  3. The Emergence of the Christian Subculture – America is a country driven by consumerism, and the church has incredibly exploited this fact in the past fifty years.  Consequently, Christianity has been polished and packaged in a multitude of ways.  Now there are “Christian” films, books, paintings, musical groups, clothes, bumper stickers, department stores, plush toys, ad infinitum.  As a matter of fact, there is no need for the average Christian to encounter his culture because he has all that he needs within his own “safe” subculture.  Hence, we have really bad movies and books that are produced and then marketed by slapping the “Evangelical Approved” label on them.  Christians devour these products and become more culturally inept in the process. 

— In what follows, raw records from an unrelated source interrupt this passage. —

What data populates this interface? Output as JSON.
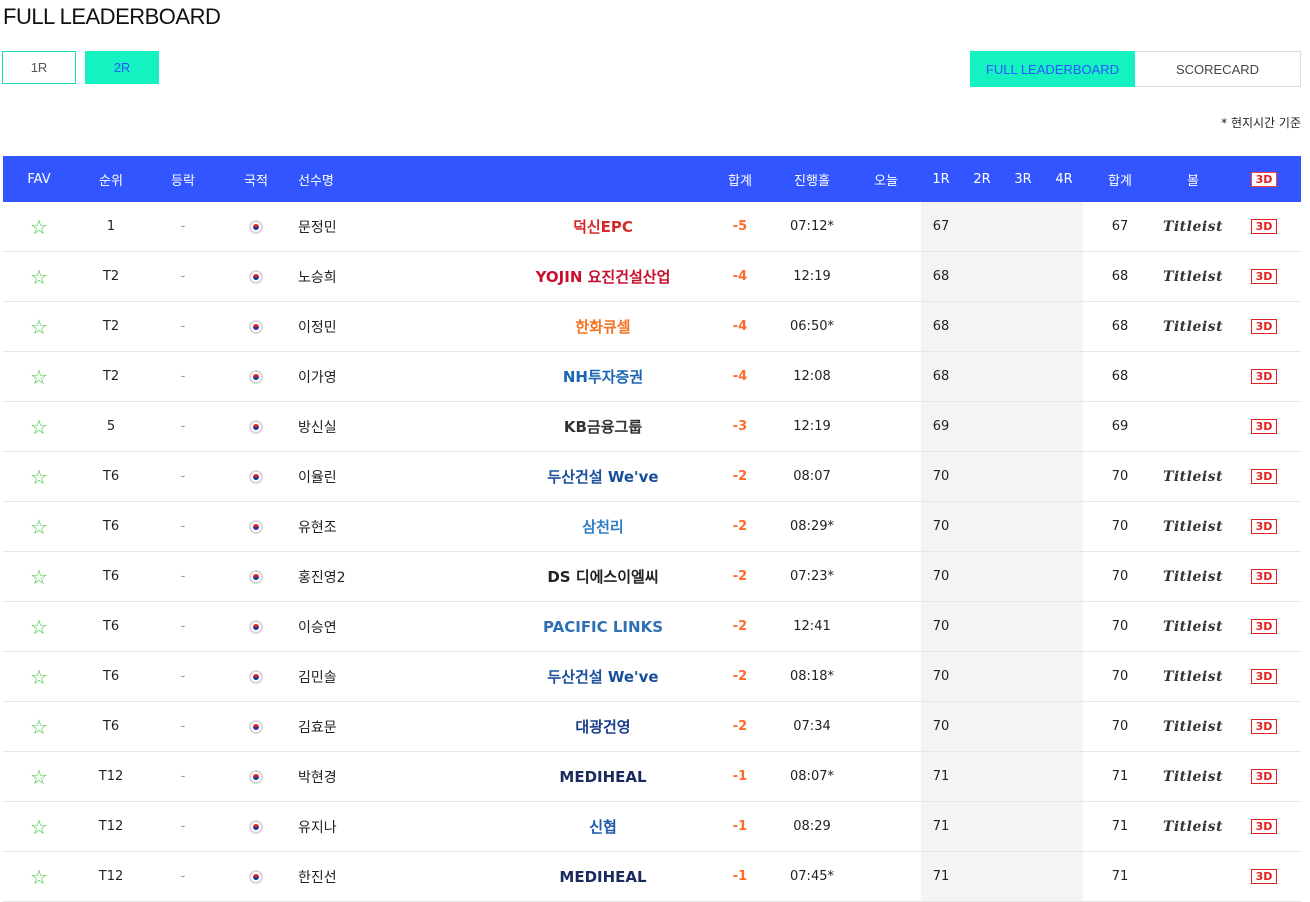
{
  "page_title": "FULL LEADERBOARD",
  "rounds": [
    "1R",
    "2R"
  ],
  "tabs": [
    "FULL LEADERBOARD",
    "SCORECARD"
  ],
  "note": "* 현지시간 기준",
  "headers": {
    "fav": "FAV",
    "rank": "순위",
    "change": "등락",
    "country": "국적",
    "player": "선수명",
    "total": "합계",
    "thru": "진행홀",
    "today": "오늘",
    "r1": "1R",
    "r2": "2R",
    "r3": "3R",
    "r4": "4R",
    "strokes": "합계",
    "ball": "볼",
    "view3d": "3D"
  },
  "rows": [
    {
      "fav": "☆",
      "rank": "1",
      "change": "-",
      "name": "문정민",
      "sponsor": "덕신EPC",
      "sponsor_color": "#d42a2a",
      "total": "-5",
      "thru": "07:12*",
      "r1": "67",
      "strokes": "67",
      "ball": "Titleist",
      "view3d": "3D"
    },
    {
      "fav": "☆",
      "rank": "T2",
      "change": "-",
      "name": "노승희",
      "sponsor": "YOJIN 요진건설산업",
      "sponsor_color": "#c8102e",
      "total": "-4",
      "thru": "12:19",
      "r1": "68",
      "strokes": "68",
      "ball": "Titleist",
      "view3d": "3D"
    },
    {
      "fav": "☆",
      "rank": "T2",
      "change": "-",
      "name": "이정민",
      "sponsor": "한화큐셀",
      "sponsor_color": "#f37321",
      "total": "-4",
      "thru": "06:50*",
      "r1": "68",
      "strokes": "68",
      "ball": "Titleist",
      "view3d": "3D"
    },
    {
      "fav": "☆",
      "rank": "T2",
      "change": "-",
      "name": "이가영",
      "sponsor": "NH투자증권",
      "sponsor_color": "#1a64b4",
      "total": "-4",
      "thru": "12:08",
      "r1": "68",
      "strokes": "68",
      "ball": "",
      "view3d": "3D"
    },
    {
      "fav": "☆",
      "rank": "5",
      "change": "-",
      "name": "방신실",
      "sponsor": "KB금융그룹",
      "sponsor_color": "#333333",
      "total": "-3",
      "thru": "12:19",
      "r1": "69",
      "strokes": "69",
      "ball": "",
      "view3d": "3D"
    },
    {
      "fav": "☆",
      "rank": "T6",
      "change": "-",
      "name": "이율린",
      "sponsor": "두산건설 We've",
      "sponsor_color": "#1b4f9c",
      "total": "-2",
      "thru": "08:07",
      "r1": "70",
      "strokes": "70",
      "ball": "Titleist",
      "view3d": "3D"
    },
    {
      "fav": "☆",
      "rank": "T6",
      "change": "-",
      "name": "유현조",
      "sponsor": "삼천리",
      "sponsor_color": "#2f7fc4",
      "total": "-2",
      "thru": "08:29*",
      "r1": "70",
      "strokes": "70",
      "ball": "Titleist",
      "view3d": "3D"
    },
    {
      "fav": "☆",
      "rank": "T6",
      "change": "-",
      "name": "홍진영2",
      "sponsor": "DS 디에스이엘씨",
      "sponsor_color": "#222222",
      "total": "-2",
      "thru": "07:23*",
      "r1": "70",
      "strokes": "70",
      "ball": "Titleist",
      "view3d": "3D"
    },
    {
      "fav": "☆",
      "rank": "T6",
      "change": "-",
      "name": "이승연",
      "sponsor": "PACIFIC LINKS",
      "sponsor_color": "#2f6fb5",
      "total": "-2",
      "thru": "12:41",
      "r1": "70",
      "strokes": "70",
      "ball": "Titleist",
      "view3d": "3D"
    },
    {
      "fav": "☆",
      "rank": "T6",
      "change": "-",
      "name": "김민솔",
      "sponsor": "두산건설 We've",
      "sponsor_color": "#1b4f9c",
      "total": "-2",
      "thru": "08:18*",
      "r1": "70",
      "strokes": "70",
      "ball": "Titleist",
      "view3d": "3D"
    },
    {
      "fav": "☆",
      "rank": "T6",
      "change": "-",
      "name": "김효문",
      "sponsor": "대광건영",
      "sponsor_color": "#1b3f8f",
      "total": "-2",
      "thru": "07:34",
      "r1": "70",
      "strokes": "70",
      "ball": "Titleist",
      "view3d": "3D"
    },
    {
      "fav": "☆",
      "rank": "T12",
      "change": "-",
      "name": "박현경",
      "sponsor": "MEDIHEAL",
      "sponsor_color": "#1b2a5c",
      "total": "-1",
      "thru": "08:07*",
      "r1": "71",
      "strokes": "71",
      "ball": "Titleist",
      "view3d": "3D"
    },
    {
      "fav": "☆",
      "rank": "T12",
      "change": "-",
      "name": "유지나",
      "sponsor": "신협",
      "sponsor_color": "#1e5aa8",
      "total": "-1",
      "thru": "08:29",
      "r1": "71",
      "strokes": "71",
      "ball": "Titleist",
      "view3d": "3D"
    },
    {
      "fav": "☆",
      "rank": "T12",
      "change": "-",
      "name": "한진선",
      "sponsor": "MEDIHEAL",
      "sponsor_color": "#1b2a5c",
      "total": "-1",
      "thru": "07:45*",
      "r1": "71",
      "strokes": "71",
      "ball": "",
      "view3d": "3D"
    }
  ]
}
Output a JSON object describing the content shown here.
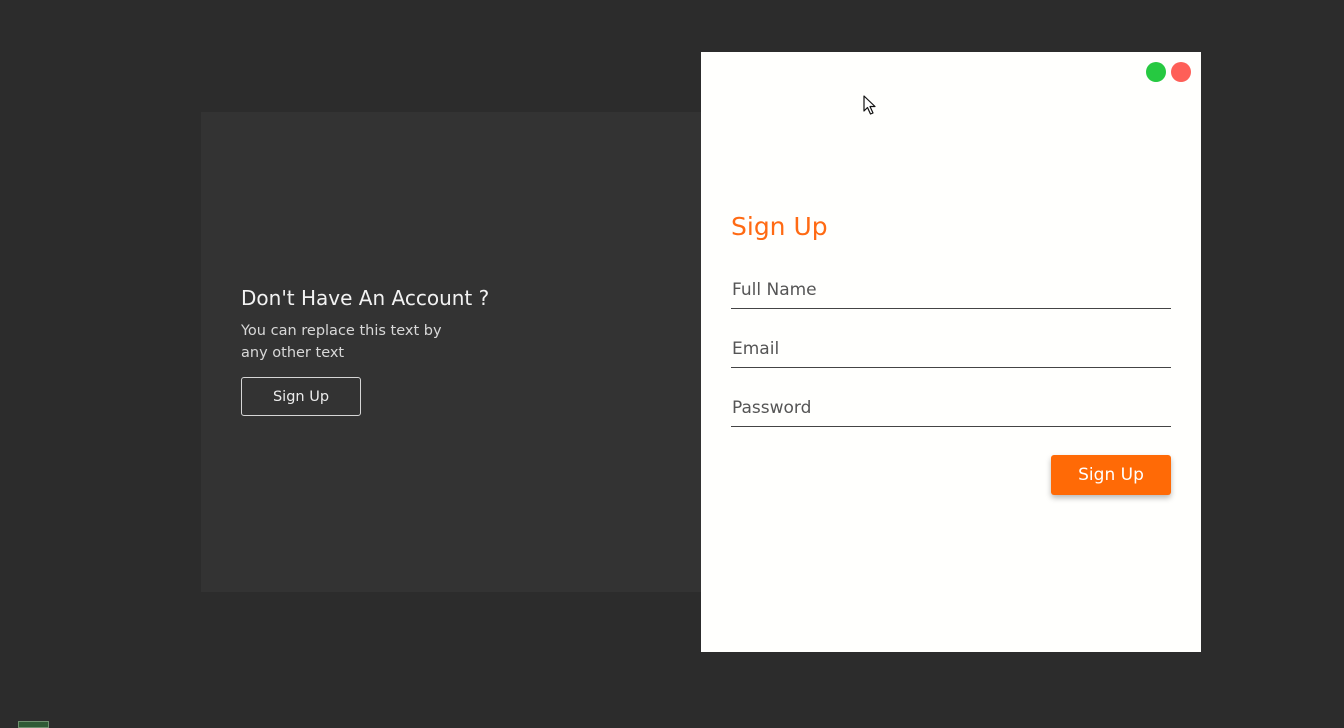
{
  "info_panel": {
    "title": "Don't Have An Account ?",
    "description": "You can replace this text by any other text",
    "button_label": "Sign Up"
  },
  "window_controls": {
    "maximize_icon": "green-circle-icon",
    "close_icon": "red-circle-icon",
    "colors": {
      "maximize": "#26c941",
      "close": "#fe5f58"
    }
  },
  "form": {
    "title": "Sign Up",
    "fields": {
      "full_name": {
        "placeholder": "Full Name",
        "value": ""
      },
      "email": {
        "placeholder": "Email",
        "value": ""
      },
      "password": {
        "placeholder": "Password",
        "value": ""
      }
    },
    "submit_label": "Sign Up"
  },
  "colors": {
    "accent": "#ff6a06",
    "background": "#2c2c2c",
    "info_panel": "#333333",
    "form_card": "#fffffd"
  },
  "taskbar": {
    "app_icon": "app-icon"
  }
}
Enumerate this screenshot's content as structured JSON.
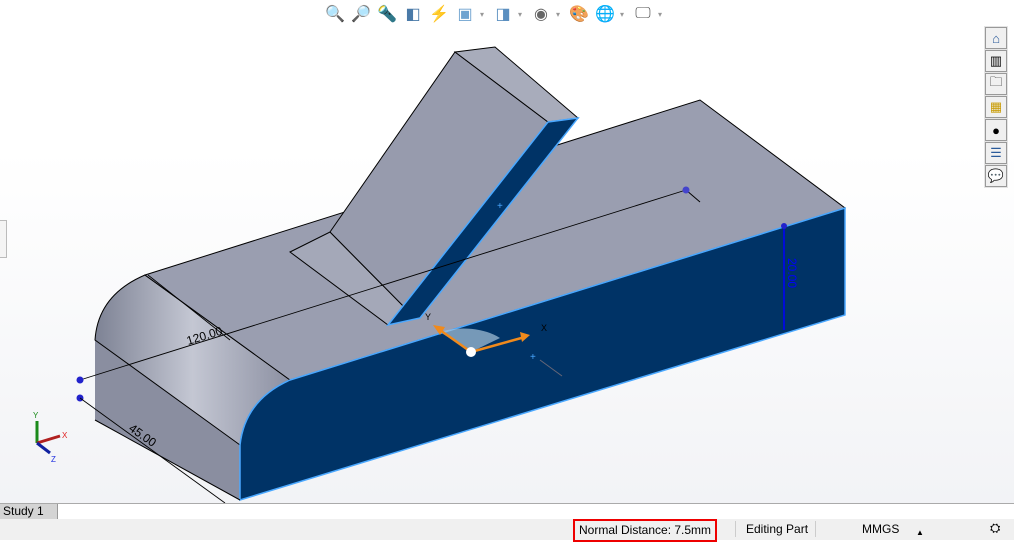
{
  "toolbar": {
    "icons": [
      "zoom-to-fit-icon",
      "zoom-to-area-icon",
      "previous-view-icon",
      "section-view-icon",
      "dynamic-annotation-icon",
      "view-orientation-icon",
      "display-style-icon",
      "hide-show-icon",
      "edit-appearance-icon",
      "apply-scene-icon",
      "view-settings-icon"
    ]
  },
  "taskpane": {
    "icons": [
      "home-icon",
      "resources-icon",
      "file-explorer-icon",
      "view-palette-icon",
      "appearances-icon",
      "custom-properties-icon",
      "forum-icon"
    ]
  },
  "model": {
    "dimensions": {
      "length": "120.00",
      "width": "45.00",
      "height": "20.00"
    },
    "triad": {
      "x": "X",
      "y": "Y"
    },
    "axes": {
      "x": "X",
      "y": "Y",
      "z": "Z"
    },
    "colors": {
      "top_face": "#9a9eb0",
      "selected_face": "#003366",
      "edge_highlight": "#4aa8ff"
    }
  },
  "tabs": {
    "study": "Study 1"
  },
  "status": {
    "normal_distance": "Normal Distance: 7.5mm",
    "mode": "Editing Part",
    "units": "MMGS",
    "units_arrow": "▲"
  }
}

I’m sure that there are many more things that can be said about this matter than just the few problems that I have pointed out.  What I am interested in is if their are any good answers to these problems.  What can Christians do to change this? 

Adoration of the LambThe Adoration of the Lamb

I came across an interesting post today on a blog ran by Dale Fincher (I have also added this highly recommended blog to the sidebar by the way).  In the post, Dale referenced a recent article in Christianity Today by Philip Yancey.  The thesis of the article, as well as Dale’s post, is that the church (especially in the past couple of centuries) has largely abandoned cultural engagement and the arts.  Rather than paraphrase, allow me to quote a portion of his post:

While progress is being made to correct [this] theological misunderstanding and attitude in the church, it is slow…Humans, especially those who love and know their Maker, aren’t merely to engage culture, but to create it. It can’t be helped. Are we creating quality or poor culture? Those are our only options.  

I found the final two sentences to be particularly piercing.  I’m afraid that evangelicals have done quite a poor job in regards to creating quality culture.  And if we’re not creating quality culture then there is only one other option…

Also, check out this series of mp3 lectures by Jerram Barrs courtesy of Covenant Theological Seminary.  Besides the excellent teaching concerning apologetics and evangelism, Barrs does an excellent job communicating the same theme as above.

For anyone interested,  Johnny-Dee over at Fides Quaerens Intellectum has started what appears to be a series of posts on everyone’s favorite idealist philosopher, Bishop George Berkeley.  For anyone confused, idealism is a metaphysical theory which denies the existence of matter and asserts that the only things that exist are minds (or spirits) and ideas.  It’s not as crazy as it sounds (or maybe it is), and it is a great way to mess with a friend’s head.  So head on over to FQI and check it out.  The topic begins with this post.

jmoreland1.jpg

J. P. Moreland, well-known evangelical philosopher/theologian, purportedly dropped a bombshell at the recent annual meeting of the Evangelical Theological Society.  Despite the sound and fury, however, it seems to me that everybody has really missed the point of his paper which is really not that controversial after all.  I’m not giving any hints because I want people to read it for themselves.  And to all the Moreland detractors out there, do try to read beyond the title of the paper.

p.s. Chris over at Nihil Fit has produced an excellent summary of the paper and the consequent controversy it ignited.